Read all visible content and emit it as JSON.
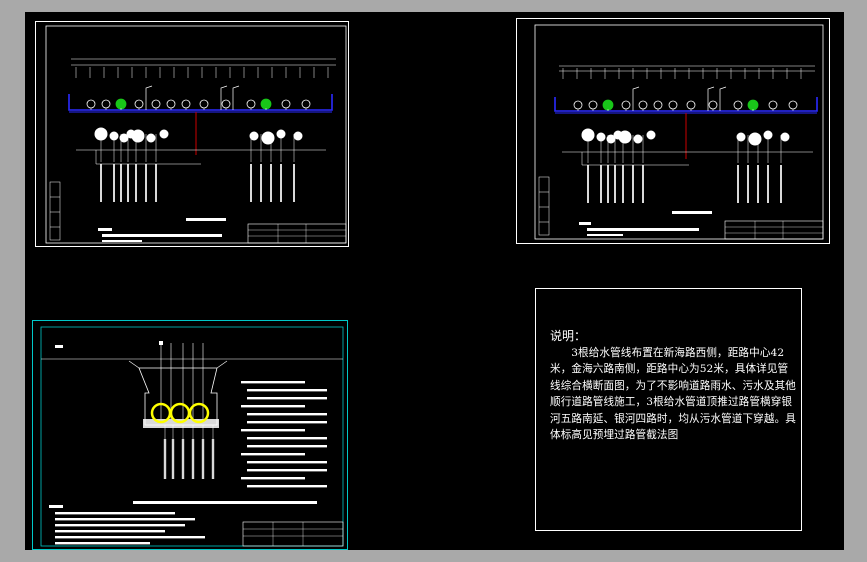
{
  "colors": {
    "background": "#a9a9a9",
    "canvas": "#000000",
    "frame": "#ffffff",
    "road": "#2a2aff",
    "pipe_red": "#cc0000",
    "tree_green": "#19c619",
    "pipe_yellow": "#ffff00",
    "selection_cyan": "#00c8c8"
  },
  "notes": {
    "title": "说明：",
    "body": "3根给水管线布置在新海路西侧，距路中心42米，金海六路南侧，距路中心为52米，具体详见管线综合横断面图，为了不影响道路雨水、污水及其他顺行道路管线施工，3根给水管道顶推过路管横穿银河五路南延、银河四路时，均从污水管道下穿越。具体标高见预埋过路管截法图"
  },
  "sheets": [
    {
      "id": "sheet-top-left",
      "type": "cross-section",
      "selected": false
    },
    {
      "id": "sheet-top-right",
      "type": "cross-section",
      "selected": false
    },
    {
      "id": "sheet-bottom-left",
      "type": "pipe-detail",
      "selected": true
    }
  ]
}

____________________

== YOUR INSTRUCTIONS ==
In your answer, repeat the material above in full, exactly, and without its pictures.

== SOLUTION TO THIS TASK ==
Read all visible content and emit it as JSON.
{
  "colors": {
    "background": "#a9a9a9",
    "canvas": "#000000",
    "frame": "#ffffff",
    "road": "#2a2aff",
    "pipe_red": "#cc0000",
    "tree_green": "#19c619",
    "pipe_yellow": "#ffff00",
    "selection_cyan": "#00c8c8"
  },
  "notes": {
    "title": "说明：",
    "body": "3根给水管线布置在新海路西侧，距路中心42米，金海六路南侧，距路中心为52米，具体详见管线综合横断面图，为了不影响道路雨水、污水及其他顺行道路管线施工，3根给水管道顶推过路管横穿银河五路南延、银河四路时，均从污水管道下穿越。具体标高见预埋过路管截法图"
  },
  "sheets": [
    {
      "id": "sheet-top-left",
      "type": "cross-section",
      "selected": false
    },
    {
      "id": "sheet-top-right",
      "type": "cross-section",
      "selected": false
    },
    {
      "id": "sheet-bottom-left",
      "type": "pipe-detail",
      "selected": true
    }
  ]
}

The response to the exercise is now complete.